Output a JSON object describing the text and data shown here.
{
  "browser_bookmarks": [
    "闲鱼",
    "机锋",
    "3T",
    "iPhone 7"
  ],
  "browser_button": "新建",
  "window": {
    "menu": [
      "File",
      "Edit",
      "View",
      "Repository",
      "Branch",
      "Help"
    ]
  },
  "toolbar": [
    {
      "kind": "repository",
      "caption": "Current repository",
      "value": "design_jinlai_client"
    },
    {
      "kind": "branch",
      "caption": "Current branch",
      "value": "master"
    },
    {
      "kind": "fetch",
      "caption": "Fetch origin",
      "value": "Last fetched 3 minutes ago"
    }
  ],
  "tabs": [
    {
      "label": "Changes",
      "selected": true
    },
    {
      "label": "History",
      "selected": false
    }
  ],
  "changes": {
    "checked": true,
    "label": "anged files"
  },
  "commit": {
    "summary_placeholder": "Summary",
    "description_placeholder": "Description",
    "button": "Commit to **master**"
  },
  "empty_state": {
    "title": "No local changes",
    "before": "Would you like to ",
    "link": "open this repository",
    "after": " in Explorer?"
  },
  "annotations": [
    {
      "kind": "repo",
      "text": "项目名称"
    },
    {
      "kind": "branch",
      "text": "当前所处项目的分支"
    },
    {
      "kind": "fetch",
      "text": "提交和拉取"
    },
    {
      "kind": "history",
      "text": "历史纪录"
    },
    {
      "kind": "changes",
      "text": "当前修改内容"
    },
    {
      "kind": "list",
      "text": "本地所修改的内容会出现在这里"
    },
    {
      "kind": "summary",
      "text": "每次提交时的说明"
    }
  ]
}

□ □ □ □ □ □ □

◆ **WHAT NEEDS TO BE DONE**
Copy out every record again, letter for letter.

◆ **FINISHED EXERCISE**
Output a JSON object describing the text and data shown here.
{
  "browser_bookmarks": [
    "闲鱼",
    "机锋",
    "3T",
    "iPhone 7"
  ],
  "browser_button": "新建",
  "window": {
    "menu": [
      "File",
      "Edit",
      "View",
      "Repository",
      "Branch",
      "Help"
    ]
  },
  "toolbar": [
    {
      "kind": "repository",
      "caption": "Current repository",
      "value": "design_jinlai_client"
    },
    {
      "kind": "branch",
      "caption": "Current branch",
      "value": "master"
    },
    {
      "kind": "fetch",
      "caption": "Fetch origin",
      "value": "Last fetched 3 minutes ago"
    }
  ],
  "tabs": [
    {
      "label": "Changes",
      "selected": true
    },
    {
      "label": "History",
      "selected": false
    }
  ],
  "changes": {
    "checked": true,
    "label": "anged files"
  },
  "commit": {
    "summary_placeholder": "Summary",
    "description_placeholder": "Description",
    "button": "Commit to **master**"
  },
  "empty_state": {
    "title": "No local changes",
    "before": "Would you like to ",
    "link": "open this repository",
    "after": " in Explorer?"
  },
  "annotations": [
    {
      "kind": "repo",
      "text": "项目名称"
    },
    {
      "kind": "branch",
      "text": "当前所处项目的分支"
    },
    {
      "kind": "fetch",
      "text": "提交和拉取"
    },
    {
      "kind": "history",
      "text": "历史纪录"
    },
    {
      "kind": "changes",
      "text": "当前修改内容"
    },
    {
      "kind": "list",
      "text": "本地所修改的内容会出现在这里"
    },
    {
      "kind": "summary",
      "text": "每次提交时的说明"
    }
  ]
}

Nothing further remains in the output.